In August, Autism Daily Newscast ran an article covering a recent study linking the characteristics of autism and anorexia nervosa. In our recent series on females with autism, we also covered the differences in the way symptoms of autism present in girls, leading to later diagnosis, and leading to the question – is autism in girls under-diagnosed?
Now, researchers are following up on the link between autism and anorexia, and taking it a step further, wondering, is anorexia actually undiagnosed autism?
Janet Treasure, Professor of Psychiatry at King’s College, London, and head of the Eating Disorders Unit at the South London and Maudsley NHS Trust, believes it may be. She cites personality traits that tend to overlap between the two disorders. These include perfectionism, anxiety, extreme rule-making, and preoccupation with and rigid adherence to these rules. Her theory also flies against the common belief that eating disorders are caused by outside triggers – namely, a media that glorifies a slim female body.
Other studies have also noted similarities between the two disorders. These findings suggest that current treatment models for eating disorders are missing the mark. Professor Christopher Gillberg of the University of Strathclyde believes that this link to undetected autism may be the reason for anorexia’s low recovery rates. Currently 5% of anorexic patients die from complications due to their disorder, and only 40% make a full recovery. Professor Gillberg believes that the current treatment model of psychotherapy and family therapy is ineffective because patients are unable to understand the full ramifications of what is being said. He believes that a more concrete, one-on-one intervention model would be more effective.
Judith Gould, director of the National Autistic Society’s Diagnostic Centre, believes that autism in girls is often misdiagnosed because their symptoms present differently than those in boys. She agrees that anorexia, which is predominately diagnosed in girls, could be linked to an undiagnosed autism spectrum disorder.
Scientists are starting to take note of the similarities, and are seeking genetic and biochemical causes for eating disorders, using DNA sequencers and PET scanners to find biological differences in the brains of patients with anorexia.

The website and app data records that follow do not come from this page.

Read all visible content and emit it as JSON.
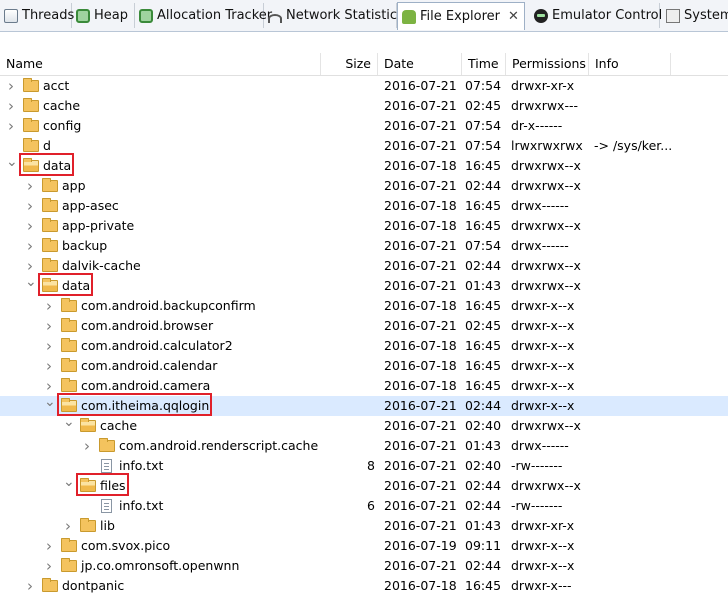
{
  "tabs": [
    {
      "label": "Threads",
      "icon": "threads-icon"
    },
    {
      "label": "Heap",
      "icon": "heap-icon"
    },
    {
      "label": "Allocation Tracker",
      "icon": "allocation-tracker-icon"
    },
    {
      "label": "Network Statistics",
      "icon": "network-icon"
    },
    {
      "label": "File Explorer",
      "icon": "android-icon",
      "active": true,
      "close": "✕"
    },
    {
      "label": "Emulator Control",
      "icon": "emulator-icon"
    },
    {
      "label": "System",
      "icon": "system-icon"
    }
  ],
  "columns": {
    "name": "Name",
    "size": "Size",
    "date": "Date",
    "time": "Time",
    "permissions": "Permissions",
    "info": "Info"
  },
  "rows": [
    {
      "name": "acct",
      "level": 0,
      "type": "folder",
      "state": "collapsed",
      "size": "",
      "date": "2016-07-21",
      "time": "07:54",
      "perm": "drwxr-xr-x",
      "info": ""
    },
    {
      "name": "cache",
      "level": 0,
      "type": "folder",
      "state": "collapsed",
      "size": "",
      "date": "2016-07-21",
      "time": "02:45",
      "perm": "drwxrwx---",
      "info": ""
    },
    {
      "name": "config",
      "level": 0,
      "type": "folder",
      "state": "collapsed",
      "size": "",
      "date": "2016-07-21",
      "time": "07:54",
      "perm": "dr-x------",
      "info": ""
    },
    {
      "name": "d",
      "level": 0,
      "type": "folder",
      "state": "none",
      "size": "",
      "date": "2016-07-21",
      "time": "07:54",
      "perm": "lrwxrwxrwx",
      "info": "-> /sys/ker..."
    },
    {
      "name": "data",
      "level": 0,
      "type": "folder",
      "state": "expanded",
      "size": "",
      "date": "2016-07-18",
      "time": "16:45",
      "perm": "drwxrwx--x",
      "info": "",
      "highlight": true
    },
    {
      "name": "app",
      "level": 1,
      "type": "folder",
      "state": "collapsed",
      "size": "",
      "date": "2016-07-21",
      "time": "02:44",
      "perm": "drwxrwx--x",
      "info": ""
    },
    {
      "name": "app-asec",
      "level": 1,
      "type": "folder",
      "state": "collapsed",
      "size": "",
      "date": "2016-07-18",
      "time": "16:45",
      "perm": "drwx------",
      "info": ""
    },
    {
      "name": "app-private",
      "level": 1,
      "type": "folder",
      "state": "collapsed",
      "size": "",
      "date": "2016-07-18",
      "time": "16:45",
      "perm": "drwxrwx--x",
      "info": ""
    },
    {
      "name": "backup",
      "level": 1,
      "type": "folder",
      "state": "collapsed",
      "size": "",
      "date": "2016-07-21",
      "time": "07:54",
      "perm": "drwx------",
      "info": ""
    },
    {
      "name": "dalvik-cache",
      "level": 1,
      "type": "folder",
      "state": "collapsed",
      "size": "",
      "date": "2016-07-21",
      "time": "02:44",
      "perm": "drwxrwx--x",
      "info": ""
    },
    {
      "name": "data",
      "level": 1,
      "type": "folder",
      "state": "expanded",
      "size": "",
      "date": "2016-07-21",
      "time": "01:43",
      "perm": "drwxrwx--x",
      "info": "",
      "highlight": true
    },
    {
      "name": "com.android.backupconfirm",
      "level": 2,
      "type": "folder",
      "state": "collapsed",
      "size": "",
      "date": "2016-07-18",
      "time": "16:45",
      "perm": "drwxr-x--x",
      "info": ""
    },
    {
      "name": "com.android.browser",
      "level": 2,
      "type": "folder",
      "state": "collapsed",
      "size": "",
      "date": "2016-07-21",
      "time": "02:45",
      "perm": "drwxr-x--x",
      "info": ""
    },
    {
      "name": "com.android.calculator2",
      "level": 2,
      "type": "folder",
      "state": "collapsed",
      "size": "",
      "date": "2016-07-18",
      "time": "16:45",
      "perm": "drwxr-x--x",
      "info": ""
    },
    {
      "name": "com.android.calendar",
      "level": 2,
      "type": "folder",
      "state": "collapsed",
      "size": "",
      "date": "2016-07-18",
      "time": "16:45",
      "perm": "drwxr-x--x",
      "info": ""
    },
    {
      "name": "com.android.camera",
      "level": 2,
      "type": "folder",
      "state": "collapsed",
      "size": "",
      "date": "2016-07-18",
      "time": "16:45",
      "perm": "drwxr-x--x",
      "info": ""
    },
    {
      "name": "com.itheima.qqlogin",
      "level": 2,
      "type": "folder",
      "state": "expanded",
      "size": "",
      "date": "2016-07-21",
      "time": "02:44",
      "perm": "drwxr-x--x",
      "info": "",
      "highlight": true,
      "selected": true
    },
    {
      "name": "cache",
      "level": 3,
      "type": "folder",
      "state": "expanded",
      "size": "",
      "date": "2016-07-21",
      "time": "02:40",
      "perm": "drwxrwx--x",
      "info": ""
    },
    {
      "name": "com.android.renderscript.cache",
      "level": 4,
      "type": "folder",
      "state": "collapsed",
      "size": "",
      "date": "2016-07-21",
      "time": "01:43",
      "perm": "drwx------",
      "info": ""
    },
    {
      "name": "info.txt",
      "level": 4,
      "type": "file",
      "state": "none",
      "size": "8",
      "date": "2016-07-21",
      "time": "02:40",
      "perm": "-rw-------",
      "info": ""
    },
    {
      "name": "files",
      "level": 3,
      "type": "folder",
      "state": "expanded",
      "size": "",
      "date": "2016-07-21",
      "time": "02:44",
      "perm": "drwxrwx--x",
      "info": "",
      "highlight": true
    },
    {
      "name": "info.txt",
      "level": 4,
      "type": "file",
      "state": "none",
      "size": "6",
      "date": "2016-07-21",
      "time": "02:44",
      "perm": "-rw-------",
      "info": ""
    },
    {
      "name": "lib",
      "level": 3,
      "type": "folder",
      "state": "collapsed",
      "size": "",
      "date": "2016-07-21",
      "time": "01:43",
      "perm": "drwxr-xr-x",
      "info": ""
    },
    {
      "name": "com.svox.pico",
      "level": 2,
      "type": "folder",
      "state": "collapsed",
      "size": "",
      "date": "2016-07-19",
      "time": "09:11",
      "perm": "drwxr-x--x",
      "info": ""
    },
    {
      "name": "jp.co.omronsoft.openwnn",
      "level": 2,
      "type": "folder",
      "state": "collapsed",
      "size": "",
      "date": "2016-07-21",
      "time": "02:44",
      "perm": "drwxr-x--x",
      "info": ""
    },
    {
      "name": "dontpanic",
      "level": 1,
      "type": "folder",
      "state": "collapsed",
      "size": "",
      "date": "2016-07-18",
      "time": "16:45",
      "perm": "drwxr-x---",
      "info": ""
    }
  ],
  "colors": {
    "selection": "#daeaff",
    "highlight_box": "#e0202a",
    "folder": "#f4c35e"
  }
}
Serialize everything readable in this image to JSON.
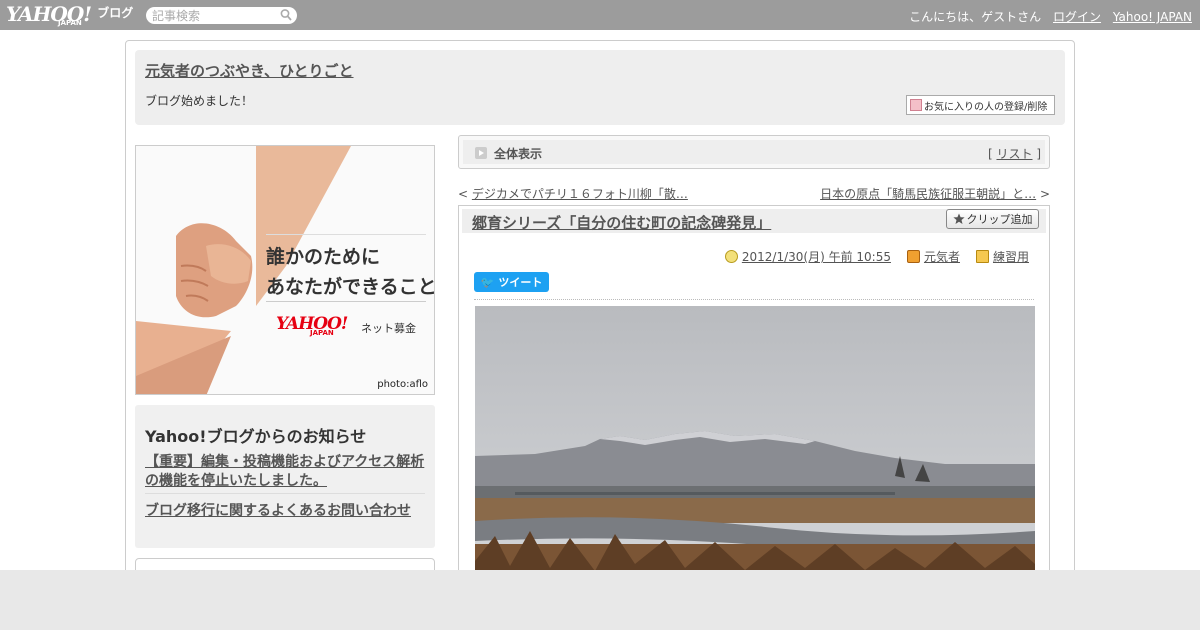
{
  "topbar": {
    "logo_text": "YAHOO!",
    "logo_sub": "JAPAN",
    "logo_blog": "ブログ",
    "search_placeholder": "記事検索",
    "greeting": "こんにちは、ゲストさん",
    "login": "ログイン",
    "yahoo_japan": "Yahoo! JAPAN"
  },
  "header": {
    "blog_title": "元気者のつぶやき、ひとりごと",
    "description": "ブログ始めました！",
    "fav_button": "お気に入りの人の登録/削除"
  },
  "ad": {
    "line1": "誰かのために",
    "line2": "あなたができること",
    "logo": "YAHOO!",
    "logo_sub": "JAPAN",
    "donation": "ネット募金",
    "credit": "photo:aflo"
  },
  "notice": {
    "heading": "Yahoo!ブログからのお知らせ",
    "items": [
      "【重要】編集・投稿機能およびアクセス解析の機能を停止いたしました。",
      "ブログ移行に関するよくあるお問い合わせ"
    ]
  },
  "listbar": {
    "label": "全体表示",
    "list_open": "[ ",
    "list_link": "リスト",
    "list_close": " ]"
  },
  "navigation": {
    "prev_marker": "< ",
    "prev": "デジカメでパチリ１６フォト川柳「散…",
    "next": "日本の原点「騎馬民族征服王朝説」と…",
    "next_marker": " >"
  },
  "article": {
    "title": "郷育シリーズ「自分の住む町の記念碑発見」",
    "clip_button": "クリップ追加",
    "datetime": "2012/1/30(月) 午前 10:55",
    "author": "元気者",
    "category": "練習用",
    "tweet": "ツイート"
  },
  "colors": {
    "topbar": "#9c9c9c",
    "tweet": "#1da1f2",
    "ad_logo": "#e60012"
  }
}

Not all experts agree, however. Dr. Richard Pomerance, Phd., has treated a number of Asperger’s patients in his private practice in Boston. He says, “Just because it looks like a duck doesn’t make anorexia an Asperger’s duck.” He also points out that there are several symptoms of Asperger’s that do not always present in patients with anorexia, such as difficulty interpreting facial expressions and social cues.
Is it possible that a number of patients with eating disorders are actually have an undiagnosed autism spectrum disorder? And is it also possible that by improving early detection of autism spectrum disorders in girls, we could reduce the number of girls who will eventually develop eating disorders such as anorexia?
More research is necessary to determine whether this is the case, but the links between autism and eating disorders could point the way.